━━━ TASK INPUT ━━━

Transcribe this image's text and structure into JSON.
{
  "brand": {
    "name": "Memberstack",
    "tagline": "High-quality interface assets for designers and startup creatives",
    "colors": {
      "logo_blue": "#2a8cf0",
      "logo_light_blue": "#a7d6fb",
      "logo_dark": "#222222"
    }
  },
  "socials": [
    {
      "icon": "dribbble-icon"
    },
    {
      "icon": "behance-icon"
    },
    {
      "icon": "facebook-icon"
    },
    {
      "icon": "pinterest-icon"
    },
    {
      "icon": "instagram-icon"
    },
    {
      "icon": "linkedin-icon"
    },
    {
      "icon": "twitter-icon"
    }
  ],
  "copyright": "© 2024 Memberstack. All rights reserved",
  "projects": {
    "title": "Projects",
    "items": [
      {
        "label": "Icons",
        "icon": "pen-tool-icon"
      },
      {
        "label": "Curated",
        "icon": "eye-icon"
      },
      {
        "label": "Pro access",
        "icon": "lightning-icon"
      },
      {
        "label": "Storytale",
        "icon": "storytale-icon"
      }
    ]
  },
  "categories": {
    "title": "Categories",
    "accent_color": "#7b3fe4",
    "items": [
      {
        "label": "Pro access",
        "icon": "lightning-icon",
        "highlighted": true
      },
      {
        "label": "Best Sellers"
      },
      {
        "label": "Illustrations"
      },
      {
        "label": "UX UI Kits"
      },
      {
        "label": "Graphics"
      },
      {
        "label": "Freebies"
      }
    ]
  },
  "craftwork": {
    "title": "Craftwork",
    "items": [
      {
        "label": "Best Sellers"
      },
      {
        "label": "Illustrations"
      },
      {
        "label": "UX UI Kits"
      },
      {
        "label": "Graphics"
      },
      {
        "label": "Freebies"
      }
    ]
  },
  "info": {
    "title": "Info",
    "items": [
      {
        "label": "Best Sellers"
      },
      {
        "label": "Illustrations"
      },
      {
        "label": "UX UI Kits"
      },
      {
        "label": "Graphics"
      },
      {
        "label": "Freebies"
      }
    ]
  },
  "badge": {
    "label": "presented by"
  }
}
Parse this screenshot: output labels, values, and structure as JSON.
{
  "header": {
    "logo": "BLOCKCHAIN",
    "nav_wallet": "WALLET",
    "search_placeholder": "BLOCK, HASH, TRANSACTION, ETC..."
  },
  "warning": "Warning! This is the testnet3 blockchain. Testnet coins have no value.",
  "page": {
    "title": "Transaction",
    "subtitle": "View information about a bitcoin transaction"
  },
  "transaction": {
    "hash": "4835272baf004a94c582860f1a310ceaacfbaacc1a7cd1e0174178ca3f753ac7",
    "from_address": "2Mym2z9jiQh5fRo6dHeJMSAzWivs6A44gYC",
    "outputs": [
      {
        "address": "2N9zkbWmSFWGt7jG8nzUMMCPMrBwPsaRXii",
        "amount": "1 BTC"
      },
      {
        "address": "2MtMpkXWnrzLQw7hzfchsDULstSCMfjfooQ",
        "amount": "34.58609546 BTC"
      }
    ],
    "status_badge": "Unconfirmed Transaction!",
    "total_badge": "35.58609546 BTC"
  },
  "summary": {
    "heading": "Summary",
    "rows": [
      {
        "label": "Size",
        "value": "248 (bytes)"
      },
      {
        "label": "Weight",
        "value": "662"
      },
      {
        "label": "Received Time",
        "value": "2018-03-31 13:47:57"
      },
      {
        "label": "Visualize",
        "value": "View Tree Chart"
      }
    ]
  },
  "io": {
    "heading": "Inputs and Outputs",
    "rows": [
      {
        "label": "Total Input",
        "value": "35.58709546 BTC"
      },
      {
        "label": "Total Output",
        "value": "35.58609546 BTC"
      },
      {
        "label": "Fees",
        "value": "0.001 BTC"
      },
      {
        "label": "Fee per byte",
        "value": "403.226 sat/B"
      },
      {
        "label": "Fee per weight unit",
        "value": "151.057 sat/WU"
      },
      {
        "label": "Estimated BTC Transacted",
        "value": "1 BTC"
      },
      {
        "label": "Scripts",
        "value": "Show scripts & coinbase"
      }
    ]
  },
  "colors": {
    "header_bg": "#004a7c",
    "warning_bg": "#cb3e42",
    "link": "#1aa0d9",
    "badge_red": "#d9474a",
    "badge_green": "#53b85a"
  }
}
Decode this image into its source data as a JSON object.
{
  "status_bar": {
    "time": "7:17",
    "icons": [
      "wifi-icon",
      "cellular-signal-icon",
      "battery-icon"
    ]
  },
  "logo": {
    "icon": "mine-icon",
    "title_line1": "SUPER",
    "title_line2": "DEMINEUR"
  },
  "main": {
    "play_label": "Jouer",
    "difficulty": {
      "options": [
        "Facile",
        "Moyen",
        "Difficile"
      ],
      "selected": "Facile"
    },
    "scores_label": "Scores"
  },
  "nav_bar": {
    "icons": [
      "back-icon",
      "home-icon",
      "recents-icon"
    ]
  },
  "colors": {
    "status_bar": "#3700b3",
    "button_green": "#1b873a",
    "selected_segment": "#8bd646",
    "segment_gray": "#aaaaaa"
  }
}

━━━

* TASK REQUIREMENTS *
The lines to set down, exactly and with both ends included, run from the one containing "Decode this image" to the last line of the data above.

* YOUR RESPONSE *
Decode this image into its source data as a JSON object.
{
  "status_bar": {
    "time": "7:17",
    "icons": [
      "wifi-icon",
      "cellular-signal-icon",
      "battery-icon"
    ]
  },
  "logo": {
    "icon": "mine-icon",
    "title_line1": "SUPER",
    "title_line2": "DEMINEUR"
  },
  "main": {
    "play_label": "Jouer",
    "difficulty": {
      "options": [
        "Facile",
        "Moyen",
        "Difficile"
      ],
      "selected": "Facile"
    },
    "scores_label": "Scores"
  },
  "nav_bar": {
    "icons": [
      "back-icon",
      "home-icon",
      "recents-icon"
    ]
  },
  "colors": {
    "status_bar": "#3700b3",
    "button_green": "#1b873a",
    "selected_segment": "#8bd646",
    "segment_gray": "#aaaaaa"
  }
}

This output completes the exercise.